• [Records from a collection]:

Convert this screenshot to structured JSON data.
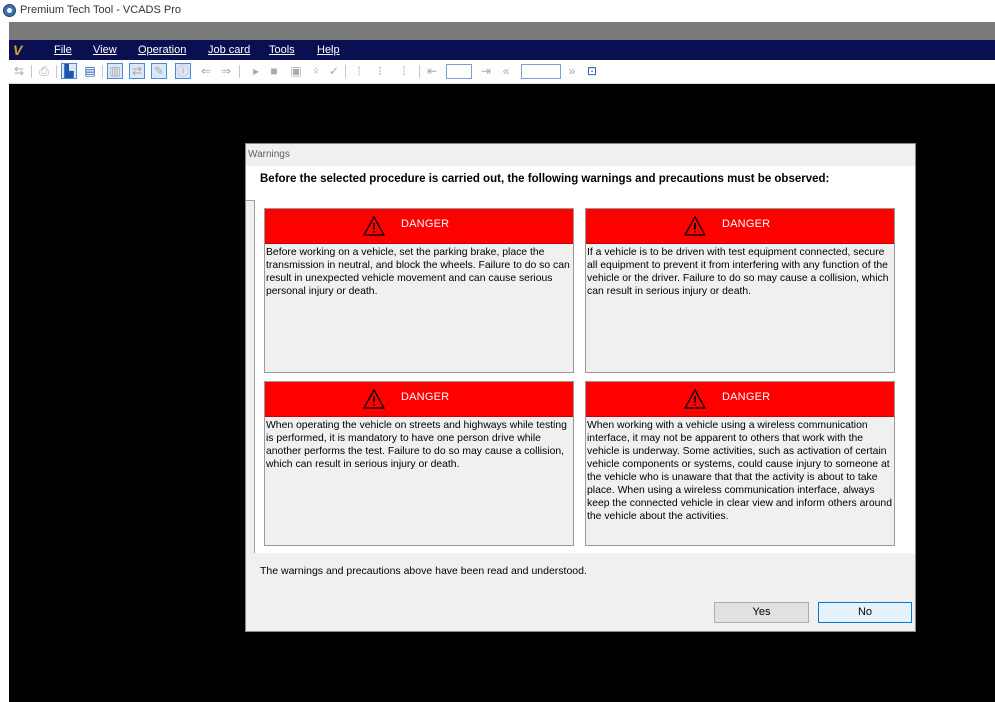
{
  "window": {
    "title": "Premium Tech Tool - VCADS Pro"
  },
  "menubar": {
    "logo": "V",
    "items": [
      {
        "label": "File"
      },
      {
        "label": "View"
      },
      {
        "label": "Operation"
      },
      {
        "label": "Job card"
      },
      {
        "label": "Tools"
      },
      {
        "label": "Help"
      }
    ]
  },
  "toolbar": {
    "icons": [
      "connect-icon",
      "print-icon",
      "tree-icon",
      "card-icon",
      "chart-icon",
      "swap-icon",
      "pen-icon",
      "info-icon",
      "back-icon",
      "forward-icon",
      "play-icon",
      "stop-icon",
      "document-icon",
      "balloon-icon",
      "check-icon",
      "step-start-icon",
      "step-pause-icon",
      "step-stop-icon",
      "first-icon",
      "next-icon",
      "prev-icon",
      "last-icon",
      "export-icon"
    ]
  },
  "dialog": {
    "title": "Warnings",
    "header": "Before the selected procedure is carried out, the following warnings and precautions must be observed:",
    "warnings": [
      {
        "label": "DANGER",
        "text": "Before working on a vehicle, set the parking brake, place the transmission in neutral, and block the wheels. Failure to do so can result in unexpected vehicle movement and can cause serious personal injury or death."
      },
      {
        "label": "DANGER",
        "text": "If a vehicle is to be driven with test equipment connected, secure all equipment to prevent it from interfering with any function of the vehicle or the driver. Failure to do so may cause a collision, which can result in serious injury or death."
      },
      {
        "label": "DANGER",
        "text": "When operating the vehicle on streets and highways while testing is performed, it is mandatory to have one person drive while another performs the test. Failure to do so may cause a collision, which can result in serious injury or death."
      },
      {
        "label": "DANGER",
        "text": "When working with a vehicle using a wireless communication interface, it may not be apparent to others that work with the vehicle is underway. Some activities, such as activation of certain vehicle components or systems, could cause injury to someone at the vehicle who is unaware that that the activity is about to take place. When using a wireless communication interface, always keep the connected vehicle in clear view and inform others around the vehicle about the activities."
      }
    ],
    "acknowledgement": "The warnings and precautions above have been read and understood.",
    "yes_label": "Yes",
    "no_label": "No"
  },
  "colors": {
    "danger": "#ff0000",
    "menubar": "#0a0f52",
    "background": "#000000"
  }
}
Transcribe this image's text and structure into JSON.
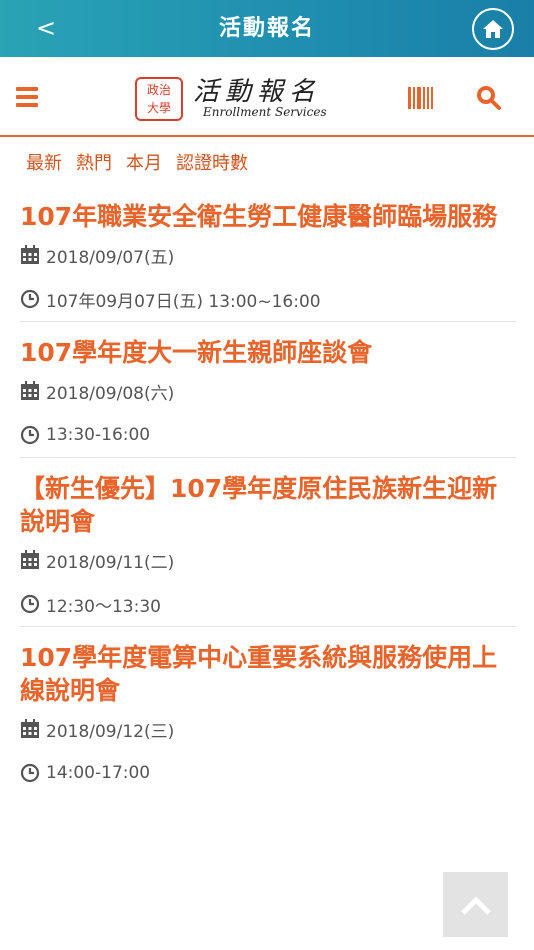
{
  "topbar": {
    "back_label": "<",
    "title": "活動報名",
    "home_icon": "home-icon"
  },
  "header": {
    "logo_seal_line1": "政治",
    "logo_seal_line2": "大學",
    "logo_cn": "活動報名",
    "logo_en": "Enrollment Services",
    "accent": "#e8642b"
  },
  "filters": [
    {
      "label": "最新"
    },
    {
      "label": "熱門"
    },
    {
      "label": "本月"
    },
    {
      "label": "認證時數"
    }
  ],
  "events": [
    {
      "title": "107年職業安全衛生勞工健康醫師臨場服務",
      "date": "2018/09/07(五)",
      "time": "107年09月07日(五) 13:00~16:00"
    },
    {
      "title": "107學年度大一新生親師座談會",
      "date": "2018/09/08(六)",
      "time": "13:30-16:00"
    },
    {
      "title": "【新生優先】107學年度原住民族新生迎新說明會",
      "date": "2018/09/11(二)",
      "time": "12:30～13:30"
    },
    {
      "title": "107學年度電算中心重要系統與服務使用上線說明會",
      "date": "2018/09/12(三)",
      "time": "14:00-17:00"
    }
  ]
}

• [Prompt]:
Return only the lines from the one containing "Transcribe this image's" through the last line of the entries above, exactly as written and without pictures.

• [Answer space]:
Transcribe this image's text and structure into JSON.
{
  "topbar": {
    "back_label": "<",
    "title": "活動報名",
    "home_icon": "home-icon"
  },
  "header": {
    "logo_seal_line1": "政治",
    "logo_seal_line2": "大學",
    "logo_cn": "活動報名",
    "logo_en": "Enrollment Services",
    "accent": "#e8642b"
  },
  "filters": [
    {
      "label": "最新"
    },
    {
      "label": "熱門"
    },
    {
      "label": "本月"
    },
    {
      "label": "認證時數"
    }
  ],
  "events": [
    {
      "title": "107年職業安全衛生勞工健康醫師臨場服務",
      "date": "2018/09/07(五)",
      "time": "107年09月07日(五) 13:00~16:00"
    },
    {
      "title": "107學年度大一新生親師座談會",
      "date": "2018/09/08(六)",
      "time": "13:30-16:00"
    },
    {
      "title": "【新生優先】107學年度原住民族新生迎新說明會",
      "date": "2018/09/11(二)",
      "time": "12:30～13:30"
    },
    {
      "title": "107學年度電算中心重要系統與服務使用上線說明會",
      "date": "2018/09/12(三)",
      "time": "14:00-17:00"
    }
  ]
}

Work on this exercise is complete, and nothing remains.